▸ **What is needed**: Here are some records; return them all exactly.

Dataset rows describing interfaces
__________

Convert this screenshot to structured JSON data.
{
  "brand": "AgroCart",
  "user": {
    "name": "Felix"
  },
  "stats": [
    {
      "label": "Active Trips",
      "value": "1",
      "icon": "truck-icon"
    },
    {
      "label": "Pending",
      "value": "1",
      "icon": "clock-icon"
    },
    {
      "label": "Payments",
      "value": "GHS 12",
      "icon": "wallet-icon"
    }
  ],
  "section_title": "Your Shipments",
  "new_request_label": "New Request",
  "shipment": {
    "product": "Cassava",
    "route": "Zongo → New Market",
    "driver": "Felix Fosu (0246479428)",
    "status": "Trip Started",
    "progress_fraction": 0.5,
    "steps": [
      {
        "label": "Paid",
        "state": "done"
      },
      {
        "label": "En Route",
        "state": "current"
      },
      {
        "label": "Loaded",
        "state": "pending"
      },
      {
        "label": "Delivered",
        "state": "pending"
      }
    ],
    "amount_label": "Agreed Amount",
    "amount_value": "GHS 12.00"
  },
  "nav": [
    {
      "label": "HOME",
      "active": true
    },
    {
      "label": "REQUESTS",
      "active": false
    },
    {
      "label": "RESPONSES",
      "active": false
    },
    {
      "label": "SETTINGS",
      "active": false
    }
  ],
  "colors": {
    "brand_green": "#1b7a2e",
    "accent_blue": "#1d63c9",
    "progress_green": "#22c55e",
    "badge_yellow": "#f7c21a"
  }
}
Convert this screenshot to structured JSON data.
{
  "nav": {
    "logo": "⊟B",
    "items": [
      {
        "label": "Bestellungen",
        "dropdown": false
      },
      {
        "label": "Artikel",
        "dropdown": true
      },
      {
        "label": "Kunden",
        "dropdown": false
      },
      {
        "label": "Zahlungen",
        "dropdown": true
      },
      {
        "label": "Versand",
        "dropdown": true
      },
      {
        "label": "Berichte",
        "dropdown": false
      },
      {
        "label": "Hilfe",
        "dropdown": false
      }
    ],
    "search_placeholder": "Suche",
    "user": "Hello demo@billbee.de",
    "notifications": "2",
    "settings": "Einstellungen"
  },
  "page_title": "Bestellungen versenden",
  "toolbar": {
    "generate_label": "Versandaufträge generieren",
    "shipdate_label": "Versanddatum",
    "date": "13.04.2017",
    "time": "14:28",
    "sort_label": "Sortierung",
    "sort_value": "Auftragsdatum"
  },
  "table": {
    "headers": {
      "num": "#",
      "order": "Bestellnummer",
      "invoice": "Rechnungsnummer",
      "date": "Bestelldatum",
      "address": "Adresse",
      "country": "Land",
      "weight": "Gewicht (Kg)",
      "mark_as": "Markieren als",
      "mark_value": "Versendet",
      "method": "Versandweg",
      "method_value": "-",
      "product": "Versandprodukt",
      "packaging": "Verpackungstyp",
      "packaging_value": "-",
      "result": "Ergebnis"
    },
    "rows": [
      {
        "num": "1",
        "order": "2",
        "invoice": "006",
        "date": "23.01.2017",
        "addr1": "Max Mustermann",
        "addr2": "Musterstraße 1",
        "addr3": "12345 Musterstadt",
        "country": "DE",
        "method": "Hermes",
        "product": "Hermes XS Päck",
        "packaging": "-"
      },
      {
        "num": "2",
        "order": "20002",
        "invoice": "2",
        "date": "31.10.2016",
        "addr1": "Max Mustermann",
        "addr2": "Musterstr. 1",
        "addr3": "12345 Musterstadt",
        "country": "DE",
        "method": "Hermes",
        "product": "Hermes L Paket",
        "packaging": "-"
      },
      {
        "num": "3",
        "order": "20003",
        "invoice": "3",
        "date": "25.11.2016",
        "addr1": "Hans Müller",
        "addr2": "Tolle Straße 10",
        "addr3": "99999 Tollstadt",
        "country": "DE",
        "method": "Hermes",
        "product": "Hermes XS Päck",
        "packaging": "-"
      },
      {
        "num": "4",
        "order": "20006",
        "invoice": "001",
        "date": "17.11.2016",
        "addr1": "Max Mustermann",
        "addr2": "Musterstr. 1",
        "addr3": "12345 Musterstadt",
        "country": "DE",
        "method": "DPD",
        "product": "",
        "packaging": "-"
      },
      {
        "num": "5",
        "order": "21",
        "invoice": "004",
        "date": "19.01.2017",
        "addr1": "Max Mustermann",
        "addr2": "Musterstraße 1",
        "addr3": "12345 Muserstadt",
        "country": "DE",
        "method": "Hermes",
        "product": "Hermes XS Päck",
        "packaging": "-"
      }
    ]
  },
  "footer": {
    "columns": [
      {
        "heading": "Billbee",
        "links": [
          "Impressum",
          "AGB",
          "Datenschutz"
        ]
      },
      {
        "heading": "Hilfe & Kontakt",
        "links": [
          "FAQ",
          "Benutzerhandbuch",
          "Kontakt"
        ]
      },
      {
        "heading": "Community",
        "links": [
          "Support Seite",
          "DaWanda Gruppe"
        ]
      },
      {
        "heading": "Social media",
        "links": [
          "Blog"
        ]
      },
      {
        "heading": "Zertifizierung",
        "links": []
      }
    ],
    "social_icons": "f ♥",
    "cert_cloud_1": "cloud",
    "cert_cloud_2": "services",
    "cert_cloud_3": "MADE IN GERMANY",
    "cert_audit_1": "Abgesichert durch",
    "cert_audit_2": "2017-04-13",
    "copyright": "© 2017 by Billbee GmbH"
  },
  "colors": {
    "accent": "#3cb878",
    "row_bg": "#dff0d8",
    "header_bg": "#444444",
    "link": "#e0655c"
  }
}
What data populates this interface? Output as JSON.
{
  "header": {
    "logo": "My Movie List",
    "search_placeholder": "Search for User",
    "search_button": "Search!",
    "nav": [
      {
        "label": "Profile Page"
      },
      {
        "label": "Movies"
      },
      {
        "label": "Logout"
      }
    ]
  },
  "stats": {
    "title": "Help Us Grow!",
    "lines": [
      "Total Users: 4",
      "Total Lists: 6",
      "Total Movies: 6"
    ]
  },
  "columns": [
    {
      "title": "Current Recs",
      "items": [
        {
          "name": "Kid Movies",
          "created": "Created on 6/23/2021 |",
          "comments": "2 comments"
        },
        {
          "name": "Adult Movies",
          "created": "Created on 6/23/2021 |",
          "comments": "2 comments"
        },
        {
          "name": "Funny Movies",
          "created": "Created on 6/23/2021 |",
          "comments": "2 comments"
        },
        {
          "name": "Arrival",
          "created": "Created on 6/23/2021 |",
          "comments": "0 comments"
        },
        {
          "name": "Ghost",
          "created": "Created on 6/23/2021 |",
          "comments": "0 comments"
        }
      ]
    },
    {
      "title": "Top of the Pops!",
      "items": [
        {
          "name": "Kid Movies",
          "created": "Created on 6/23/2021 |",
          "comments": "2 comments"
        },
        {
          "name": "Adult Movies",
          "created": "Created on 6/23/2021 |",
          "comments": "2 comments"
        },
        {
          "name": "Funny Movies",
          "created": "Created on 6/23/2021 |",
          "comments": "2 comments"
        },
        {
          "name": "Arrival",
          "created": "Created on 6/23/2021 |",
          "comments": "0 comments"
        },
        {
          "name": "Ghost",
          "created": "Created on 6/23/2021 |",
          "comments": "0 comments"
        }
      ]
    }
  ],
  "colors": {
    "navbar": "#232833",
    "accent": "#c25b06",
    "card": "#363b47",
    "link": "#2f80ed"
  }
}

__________

▸ **Reply to the task**:
Convert this screenshot to structured JSON data.
{
  "brand": "AgroCart",
  "user": {
    "name": "Felix"
  },
  "stats": [
    {
      "label": "Active Trips",
      "value": "1",
      "icon": "truck-icon"
    },
    {
      "label": "Pending",
      "value": "1",
      "icon": "clock-icon"
    },
    {
      "label": "Payments",
      "value": "GHS 12",
      "icon": "wallet-icon"
    }
  ],
  "section_title": "Your Shipments",
  "new_request_label": "New Request",
  "shipment": {
    "product": "Cassava",
    "route": "Zongo → New Market",
    "driver": "Felix Fosu (0246479428)",
    "status": "Trip Started",
    "progress_fraction": 0.5,
    "steps": [
      {
        "label": "Paid",
        "state": "done"
      },
      {
        "label": "En Route",
        "state": "current"
      },
      {
        "label": "Loaded",
        "state": "pending"
      },
      {
        "label": "Delivered",
        "state": "pending"
      }
    ],
    "amount_label": "Agreed Amount",
    "amount_value": "GHS 12.00"
  },
  "nav": [
    {
      "label": "HOME",
      "active": true
    },
    {
      "label": "REQUESTS",
      "active": false
    },
    {
      "label": "RESPONSES",
      "active": false
    },
    {
      "label": "SETTINGS",
      "active": false
    }
  ],
  "colors": {
    "brand_green": "#1b7a2e",
    "accent_blue": "#1d63c9",
    "progress_green": "#22c55e",
    "badge_yellow": "#f7c21a"
  }
}
Convert this screenshot to structured JSON data.
{
  "nav": {
    "logo": "⊟B",
    "items": [
      {
        "label": "Bestellungen",
        "dropdown": false
      },
      {
        "label": "Artikel",
        "dropdown": true
      },
      {
        "label": "Kunden",
        "dropdown": false
      },
      {
        "label": "Zahlungen",
        "dropdown": true
      },
      {
        "label": "Versand",
        "dropdown": true
      },
      {
        "label": "Berichte",
        "dropdown": false
      },
      {
        "label": "Hilfe",
        "dropdown": false
      }
    ],
    "search_placeholder": "Suche",
    "user": "Hello demo@billbee.de",
    "notifications": "2",
    "settings": "Einstellungen"
  },
  "page_title": "Bestellungen versenden",
  "toolbar": {
    "generate_label": "Versandaufträge generieren",
    "shipdate_label": "Versanddatum",
    "date": "13.04.2017",
    "time": "14:28",
    "sort_label": "Sortierung",
    "sort_value": "Auftragsdatum"
  },
  "table": {
    "headers": {
      "num": "#",
      "order": "Bestellnummer",
      "invoice": "Rechnungsnummer",
      "date": "Bestelldatum",
      "address": "Adresse",
      "country": "Land",
      "weight": "Gewicht (Kg)",
      "mark_as": "Markieren als",
      "mark_value": "Versendet",
      "method": "Versandweg",
      "method_value": "-",
      "product": "Versandprodukt",
      "packaging": "Verpackungstyp",
      "packaging_value": "-",
      "result": "Ergebnis"
    },
    "rows": [
      {
        "num": "1",
        "order": "2",
        "invoice": "006",
        "date": "23.01.2017",
        "addr1": "Max Mustermann",
        "addr2": "Musterstraße 1",
        "addr3": "12345 Musterstadt",
        "country": "DE",
        "method": "Hermes",
        "product": "Hermes XS Päck",
        "packaging": "-"
      },
      {
        "num": "2",
        "order": "20002",
        "invoice": "2",
        "date": "31.10.2016",
        "addr1": "Max Mustermann",
        "addr2": "Musterstr. 1",
        "addr3": "12345 Musterstadt",
        "country": "DE",
        "method": "Hermes",
        "product": "Hermes L Paket",
        "packaging": "-"
      },
      {
        "num": "3",
        "order": "20003",
        "invoice": "3",
        "date": "25.11.2016",
        "addr1": "Hans Müller",
        "addr2": "Tolle Straße 10",
        "addr3": "99999 Tollstadt",
        "country": "DE",
        "method": "Hermes",
        "product": "Hermes XS Päck",
        "packaging": "-"
      },
      {
        "num": "4",
        "order": "20006",
        "invoice": "001",
        "date": "17.11.2016",
        "addr1": "Max Mustermann",
        "addr2": "Musterstr. 1",
        "addr3": "12345 Musterstadt",
        "country": "DE",
        "method": "DPD",
        "product": "",
        "packaging": "-"
      },
      {
        "num": "5",
        "order": "21",
        "invoice": "004",
        "date": "19.01.2017",
        "addr1": "Max Mustermann",
        "addr2": "Musterstraße 1",
        "addr3": "12345 Muserstadt",
        "country": "DE",
        "method": "Hermes",
        "product": "Hermes XS Päck",
        "packaging": "-"
      }
    ]
  },
  "footer": {
    "columns": [
      {
        "heading": "Billbee",
        "links": [
          "Impressum",
          "AGB",
          "Datenschutz"
        ]
      },
      {
        "heading": "Hilfe & Kontakt",
        "links": [
          "FAQ",
          "Benutzerhandbuch",
          "Kontakt"
        ]
      },
      {
        "heading": "Community",
        "links": [
          "Support Seite",
          "DaWanda Gruppe"
        ]
      },
      {
        "heading": "Social media",
        "links": [
          "Blog"
        ]
      },
      {
        "heading": "Zertifizierung",
        "links": []
      }
    ],
    "social_icons": "f ♥",
    "cert_cloud_1": "cloud",
    "cert_cloud_2": "services",
    "cert_cloud_3": "MADE IN GERMANY",
    "cert_audit_1": "Abgesichert durch",
    "cert_audit_2": "2017-04-13",
    "copyright": "© 2017 by Billbee GmbH"
  },
  "colors": {
    "accent": "#3cb878",
    "row_bg": "#dff0d8",
    "header_bg": "#444444",
    "link": "#e0655c"
  }
}
What data populates this interface? Output as JSON.
{
  "header": {
    "logo": "My Movie List",
    "search_placeholder": "Search for User",
    "search_button": "Search!",
    "nav": [
      {
        "label": "Profile Page"
      },
      {
        "label": "Movies"
      },
      {
        "label": "Logout"
      }
    ]
  },
  "stats": {
    "title": "Help Us Grow!",
    "lines": [
      "Total Users: 4",
      "Total Lists: 6",
      "Total Movies: 6"
    ]
  },
  "columns": [
    {
      "title": "Current Recs",
      "items": [
        {
          "name": "Kid Movies",
          "created": "Created on 6/23/2021 |",
          "comments": "2 comments"
        },
        {
          "name": "Adult Movies",
          "created": "Created on 6/23/2021 |",
          "comments": "2 comments"
        },
        {
          "name": "Funny Movies",
          "created": "Created on 6/23/2021 |",
          "comments": "2 comments"
        },
        {
          "name": "Arrival",
          "created": "Created on 6/23/2021 |",
          "comments": "0 comments"
        },
        {
          "name": "Ghost",
          "created": "Created on 6/23/2021 |",
          "comments": "0 comments"
        }
      ]
    },
    {
      "title": "Top of the Pops!",
      "items": [
        {
          "name": "Kid Movies",
          "created": "Created on 6/23/2021 |",
          "comments": "2 comments"
        },
        {
          "name": "Adult Movies",
          "created": "Created on 6/23/2021 |",
          "comments": "2 comments"
        },
        {
          "name": "Funny Movies",
          "created": "Created on 6/23/2021 |",
          "comments": "2 comments"
        },
        {
          "name": "Arrival",
          "created": "Created on 6/23/2021 |",
          "comments": "0 comments"
        },
        {
          "name": "Ghost",
          "created": "Created on 6/23/2021 |",
          "comments": "0 comments"
        }
      ]
    }
  ],
  "colors": {
    "navbar": "#232833",
    "accent": "#c25b06",
    "card": "#363b47",
    "link": "#2f80ed"
  }
}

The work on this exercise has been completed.